# Create a data frame
sales < data.frame(
region = c("North", "North", "South", "South", "East", "East"),
product = c("Apples", "Oranges", "Apples", "Oranges", "Apples", "Oranges"),
sales = c(100, 200, 150, 250, 300, 350)
)
# Group the data frame by the 'region' and 'product' columns
grouped_sales < sales %>% group_by(region, product)
# Calculate the total sales for each group
total_sales < grouped_sales %>% summarise(total_sales = sum(sales))
# Print the result
print(total_sales)
In this example, we first group the sales data frame by the region
and product
columns. We then calculate the total sales for each group using the summarise()
function.
Common Mistakes and Challenges When Using Grouping in R
While grouping in R is a powerful tool, it can also be challenging, especially for beginners. Here are some common mistakes and challenges you might encounter:

Forgetting to ungroup: After using
group_by()
, your data frame remains grouped until you explicitly ungroup it using theungroup()
function. If you forget to ungroup, subsequent operations might not work as expected. 
Misunderstanding the effect of grouping: Grouping changes the way many
dplyr
functions work. For instance,summarise()
will return one row per group when applied to a grouped data frame, rather than a single row. 
Grouping by the wrong variable: Make sure you're grouping by the variable that defines the groups you're interested in. If you group by the wrong variable, your results will not make sense.

Not checking your results: Always check your results after grouping and performing operations on your data. This can help you catch mistakes and ensure your results are correct.
FAQs
What is the difference between the group_by and filter function in R?
The group_by()
function is used to group a data frame by one or more variables, allowing you to perform operations on individual groups of your data. On the other hand, the filter()
function is used to subset a data frame, keeping only the rows that satisfy your conditions.
How do you group by multiple columns in R?
You can group your data by multiple columns in R using the group_by()
function. Simply pass the names of the columns you want to group by as arguments to the function.

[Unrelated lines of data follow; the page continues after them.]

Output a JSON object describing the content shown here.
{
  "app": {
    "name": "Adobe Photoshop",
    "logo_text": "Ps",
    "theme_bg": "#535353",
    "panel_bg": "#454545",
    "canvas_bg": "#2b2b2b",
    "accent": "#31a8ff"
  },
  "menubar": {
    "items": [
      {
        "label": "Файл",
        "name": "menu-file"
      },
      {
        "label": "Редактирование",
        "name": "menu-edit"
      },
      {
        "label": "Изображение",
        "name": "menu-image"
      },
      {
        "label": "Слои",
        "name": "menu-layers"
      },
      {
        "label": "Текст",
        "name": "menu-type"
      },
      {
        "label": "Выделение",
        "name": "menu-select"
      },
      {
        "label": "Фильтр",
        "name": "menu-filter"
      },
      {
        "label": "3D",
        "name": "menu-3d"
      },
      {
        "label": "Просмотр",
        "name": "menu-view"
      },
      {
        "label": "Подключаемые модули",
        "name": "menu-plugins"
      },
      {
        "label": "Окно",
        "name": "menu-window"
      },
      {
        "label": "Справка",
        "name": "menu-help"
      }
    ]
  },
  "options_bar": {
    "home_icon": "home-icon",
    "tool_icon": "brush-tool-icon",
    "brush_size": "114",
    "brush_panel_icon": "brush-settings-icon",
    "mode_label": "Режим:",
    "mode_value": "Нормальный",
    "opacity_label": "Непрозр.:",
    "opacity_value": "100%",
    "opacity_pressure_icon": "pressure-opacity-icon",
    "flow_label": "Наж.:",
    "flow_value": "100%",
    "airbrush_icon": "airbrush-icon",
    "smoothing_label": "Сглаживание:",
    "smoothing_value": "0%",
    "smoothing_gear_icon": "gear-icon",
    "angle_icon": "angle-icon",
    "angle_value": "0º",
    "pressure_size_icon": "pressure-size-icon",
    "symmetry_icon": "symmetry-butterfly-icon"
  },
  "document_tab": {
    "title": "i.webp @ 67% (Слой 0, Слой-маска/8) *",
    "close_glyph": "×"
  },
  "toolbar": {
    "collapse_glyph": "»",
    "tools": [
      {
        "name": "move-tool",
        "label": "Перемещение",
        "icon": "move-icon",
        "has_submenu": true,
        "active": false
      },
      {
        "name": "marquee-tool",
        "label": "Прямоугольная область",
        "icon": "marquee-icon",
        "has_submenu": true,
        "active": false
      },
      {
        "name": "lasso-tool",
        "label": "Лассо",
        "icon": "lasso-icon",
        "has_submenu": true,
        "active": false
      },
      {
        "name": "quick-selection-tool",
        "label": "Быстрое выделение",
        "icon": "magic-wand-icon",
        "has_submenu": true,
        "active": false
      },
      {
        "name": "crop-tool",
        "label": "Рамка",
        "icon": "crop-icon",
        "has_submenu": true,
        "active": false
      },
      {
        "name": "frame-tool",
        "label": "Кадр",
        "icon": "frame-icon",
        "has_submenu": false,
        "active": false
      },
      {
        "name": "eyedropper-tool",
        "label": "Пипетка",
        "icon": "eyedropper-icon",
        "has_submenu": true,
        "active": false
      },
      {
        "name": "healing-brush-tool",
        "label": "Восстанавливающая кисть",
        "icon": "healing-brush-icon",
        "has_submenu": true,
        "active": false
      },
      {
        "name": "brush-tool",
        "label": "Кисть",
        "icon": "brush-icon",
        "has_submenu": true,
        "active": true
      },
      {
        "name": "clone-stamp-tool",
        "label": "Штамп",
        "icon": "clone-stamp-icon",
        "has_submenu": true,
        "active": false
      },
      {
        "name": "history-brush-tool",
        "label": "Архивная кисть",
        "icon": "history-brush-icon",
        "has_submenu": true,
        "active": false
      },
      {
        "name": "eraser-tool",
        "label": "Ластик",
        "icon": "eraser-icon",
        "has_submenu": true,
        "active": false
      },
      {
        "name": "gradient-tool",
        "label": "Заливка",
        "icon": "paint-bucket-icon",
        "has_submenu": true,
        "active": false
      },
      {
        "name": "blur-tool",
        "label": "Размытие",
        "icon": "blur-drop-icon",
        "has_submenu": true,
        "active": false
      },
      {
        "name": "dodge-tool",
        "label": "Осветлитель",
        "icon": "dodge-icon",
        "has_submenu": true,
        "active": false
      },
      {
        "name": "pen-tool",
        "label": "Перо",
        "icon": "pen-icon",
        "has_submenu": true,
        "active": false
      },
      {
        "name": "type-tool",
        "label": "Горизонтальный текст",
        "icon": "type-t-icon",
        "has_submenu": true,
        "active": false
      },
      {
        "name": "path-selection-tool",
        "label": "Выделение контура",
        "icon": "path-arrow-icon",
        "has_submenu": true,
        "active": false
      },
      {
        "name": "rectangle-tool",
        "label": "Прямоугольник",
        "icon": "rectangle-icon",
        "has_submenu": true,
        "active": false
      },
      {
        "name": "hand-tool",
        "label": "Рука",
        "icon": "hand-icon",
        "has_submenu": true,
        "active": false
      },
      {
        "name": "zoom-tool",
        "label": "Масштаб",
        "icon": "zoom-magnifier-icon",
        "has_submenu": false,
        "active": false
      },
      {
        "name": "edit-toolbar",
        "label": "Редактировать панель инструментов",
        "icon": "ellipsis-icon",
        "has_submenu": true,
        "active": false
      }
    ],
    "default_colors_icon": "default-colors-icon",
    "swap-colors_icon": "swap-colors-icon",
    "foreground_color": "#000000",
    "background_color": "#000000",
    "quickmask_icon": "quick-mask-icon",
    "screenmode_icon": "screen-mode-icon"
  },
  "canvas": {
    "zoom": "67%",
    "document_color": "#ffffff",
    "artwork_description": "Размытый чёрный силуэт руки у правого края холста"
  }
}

For example: grouped_df < df %>% group_by(column1, column2)
.
What are some common mistakes when using grouping in R?
Some common mistakes when using grouping in R include forgetting to ungroup your data after using group_by()
, misunderstanding the effect of grouping on other dplyr
functions, grouping by the wrong variable, and not checking your results after grouping and performing operations on your data.